When recording “I Just Want You” and “I’ll Never Forget”, after the music and vocals (Bob and Steve Ficklin) were completed on the first track, Bob and Steve also added background vocal parts. We paid for the session times and the records that were pressed. Both projects were completed in a very short period of time (a matter of a few hours).

The records were played on several area stations in surrounding counties. “My Baby’s Eyes” received air play on WLS/Chicago. We did sell records at performances, at school and at a local retailer.

As older members of the band graduated the band dissolved. Larry Adams played bass with another area group for a time. Steve Ficklin sang with various gospel groups through the years and continues today. While in the Air Force, I sang with a couple of bands. In recent years I have sung with a local group and continue singing with a duet partner. Thanks for keeping the memories alive; it was a great era.

Bob Ficklin

Thank you to Bob Ficklin for sharing his photos and history of Sanz, Inc.

Dave Adams (left, playing guitar), brother Larry Adams (center, playing bass guitar), Ron Hale on drums
Left-right: Steve Ficklin and Bob Ficklin
Left-right: Dave Adams, Larry Adams, Ron Hale
Ron Hale (drummer in background), Brent Ficklin singing, Bob Ficklin playing keyboard
Left-right: Dave Adams and Larry Adams
Steve Ficklin

The Fourgathering

The Fourgathering were from the Chicago area, maybe from Wilmette, a suburb just north of Evanston.

“You’re Mean to Me” flies by in just over two minutes. From the opening chords the pace never lets up, with unrelenting drumming and a twangy rhythm on the guitar. The singer moves from one chorus and verse to the next, pausing only for a very brief solo from the guitarist. The fine background vocals are a nice touch. It was written by A. Gilmore and J. Mayfield.

On the flip, the band gives an energetic performance on the more ordinary blues standard, “Betty and Dupree”. It’s credited as public domain, and arranged by Dan Brown.

The RCA pressing code TK3M-6240 indicates this was most likely a mid-late 1966 release, recorded at RCA’s studios in Chicago.

Thor Records also released the War Lords’ stomping “Real Fine Lady”/ “I’ve Got It Bad” (written by T. Jacobs, J. Papelka).

Thank you to Chris Gilbert for the scans of the white-label promo copy of this 45, seen below.

Clear Blue Sky

Even years after first posting about the Clear Blue Sky, I haven’t been able to find much info about the band.

“Morning of Creation” is a mystical psychedelic number by John Kessler, with dense harmonies and a finely-wrought guitar solo.

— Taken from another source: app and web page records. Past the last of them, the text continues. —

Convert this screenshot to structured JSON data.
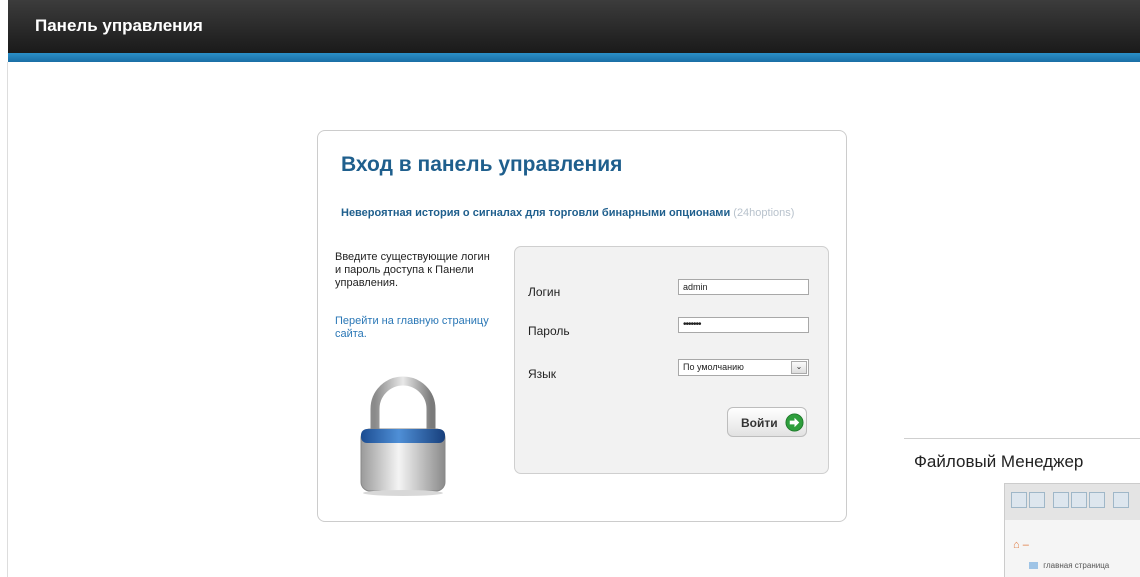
{
  "header": {
    "title": "Панель управления"
  },
  "login": {
    "title": "Вход в панель управления",
    "subtitle": "Невероятная история о сигналах для торговли бинарными опционами",
    "subtitle_muted": "(24hoptions)",
    "instructions": "Введите существующие логин и пароль доступа к Панели управления.",
    "home_link": "Перейти на главную страницу сайта.",
    "form": {
      "login_label": "Логин",
      "login_value": "admin",
      "password_label": "Пароль",
      "password_value": "•••••••",
      "language_label": "Язык",
      "language_value": "По умолчанию",
      "submit_label": "Войти"
    }
  },
  "file_manager": {
    "title": "Файловый Менеджер",
    "root": "⌂ –",
    "item": "главная страница"
  }
}
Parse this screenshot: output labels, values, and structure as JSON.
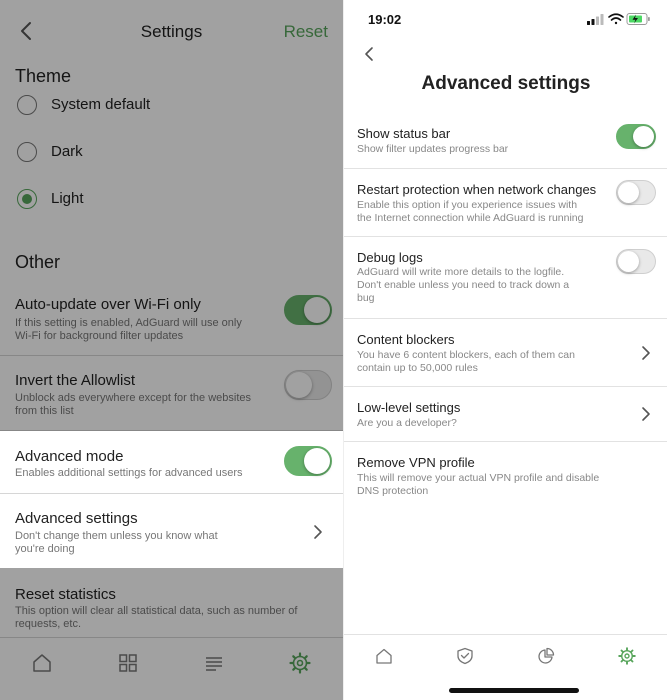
{
  "left": {
    "nav": {
      "title": "Settings",
      "reset_label": "Reset"
    },
    "theme": {
      "title": "Theme",
      "options": [
        {
          "label": "System default",
          "selected": false
        },
        {
          "label": "Dark",
          "selected": false
        },
        {
          "label": "Light",
          "selected": true
        }
      ]
    },
    "other": {
      "title": "Other",
      "rows": [
        {
          "title": "Auto-update over Wi-Fi only",
          "subtitle_1": "If this setting is enabled, AdGuard will use only",
          "subtitle_2": "Wi-Fi for background filter updates",
          "enabled": true
        },
        {
          "title": "Invert the Allowlist",
          "subtitle_1": "Unblock ads everywhere except for the websites",
          "subtitle_2": "from this list",
          "enabled": false
        },
        {
          "title": "Advanced mode",
          "subtitle_1": "Enables additional settings for advanced users",
          "enabled": true
        },
        {
          "title": "Advanced settings",
          "subtitle_1": "Don't change them unless you know what",
          "subtitle_2": "you're doing"
        },
        {
          "title": "Reset statistics",
          "subtitle_1": "This option will clear all statistical data, such as number of",
          "subtitle_2": "requests, etc."
        }
      ]
    },
    "tabbar": [
      "home-icon",
      "apps-grid-icon",
      "list-icon",
      "gear-icon"
    ]
  },
  "right": {
    "status": {
      "time": "19:02"
    },
    "nav": {
      "title": "Advanced settings"
    },
    "rows": [
      {
        "title": "Show status bar",
        "subtitle_1": "Show filter updates progress bar",
        "enabled": true
      },
      {
        "title": "Restart protection when network changes",
        "subtitle_1": "Enable this option if you experience issues with",
        "subtitle_2": "the Internet connection while AdGuard is running",
        "enabled": false
      },
      {
        "title": "Debug logs",
        "subtitle_1": "AdGuard will write more details to the logfile.",
        "subtitle_2": "Don't enable unless you need to track down a",
        "subtitle_3": "bug",
        "enabled": false
      },
      {
        "title": "Content blockers",
        "subtitle_1": "You have 6 content blockers, each of them can",
        "subtitle_2": "contain up to 50,000 rules"
      },
      {
        "title": "Low-level settings",
        "subtitle_1": "Are you a developer?"
      },
      {
        "title": "Remove VPN profile",
        "subtitle_1": "This will remove your actual VPN profile and disable",
        "subtitle_2": "DNS protection"
      }
    ],
    "tabbar": [
      "home-icon",
      "shield-check-icon",
      "pie-chart-icon",
      "gear-icon"
    ]
  },
  "colors": {
    "accent": "#58a55c",
    "toggle_on": "#67b26c",
    "dim_overlay": "rgba(0,0,0,0.37)"
  }
}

The never-before-comped flip “Ugly Girl” is cruder, with the interesting refrain “There’s a place / behind that face / for a girl.” It was written by Douglas Hardie (D.E. Hardie on the 45 label).

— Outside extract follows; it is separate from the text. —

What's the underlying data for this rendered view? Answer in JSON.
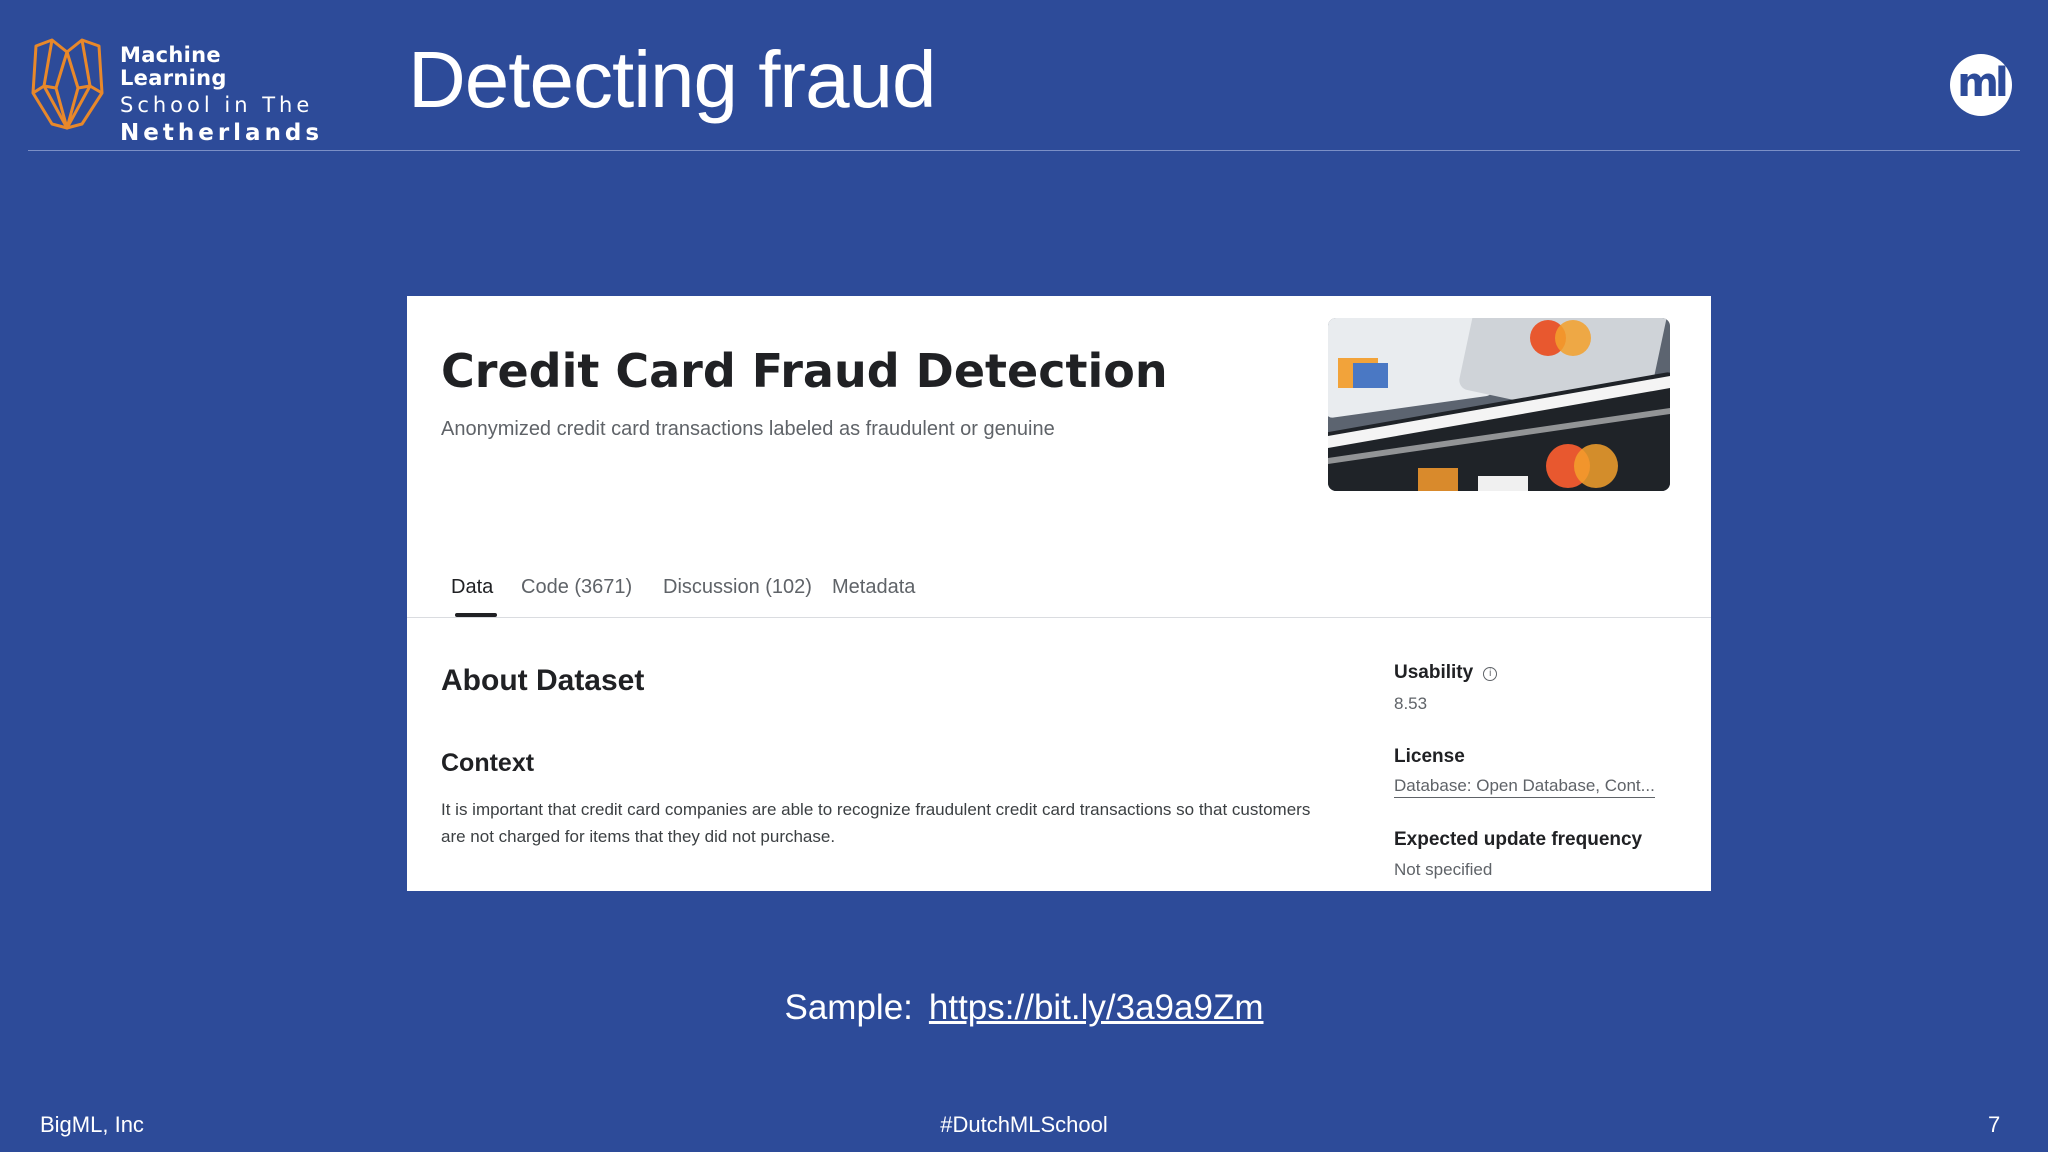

Like other Romat 45s this was recorded at Pitt Sound Studios, located northwest of Greenville, on the way to Falkland.

Thanks to Carroll Jenkins for the label photo of “Morning of Creation” and transfer of “Ugly Girl”, and to Ken Friedman of Tobacco a Go Go, for the transfer of “Morning of Creation” and info about the Romat label.

The Kenetics

The Kenetics 45 is one of my very favorites in all garageland. The band may have been from Martin, Tennesee, three hours drive west of Nashville near the Kentucky and Missouri borders.

Buddy Deason wrote both the songs featured here, but I don’t know any other members’ names.

“Put Your Loving on Me” starts out with a simple riff then moves to barre chords over sustained organ notes and drum rolls, then launches into a catchy progression for the chorus where the band chants “Baby, baby put your loving on me.” When the verse starts the band lays off every other repetition while the lead singer hiccups his pleas to this chick. Otherwise the verse and chorus are identical. No bridge, just a simple solo break and it’s back to the chorus and verse pattern again. The instruments are finely balanced and there’s a nice echo applied to the vocals that blends with the organ.

“Jo Ann” is a throwback to an earlier era. The band tries hard to make the song work, but it falls flat compared to the top side.

Nashville was a custom label of Starday, based out of Madison, just outside Music City. The 45 was pressed at the nearby Columbia Records plant indicated by the dead wax “ZTSB-128084/5″ in 1967.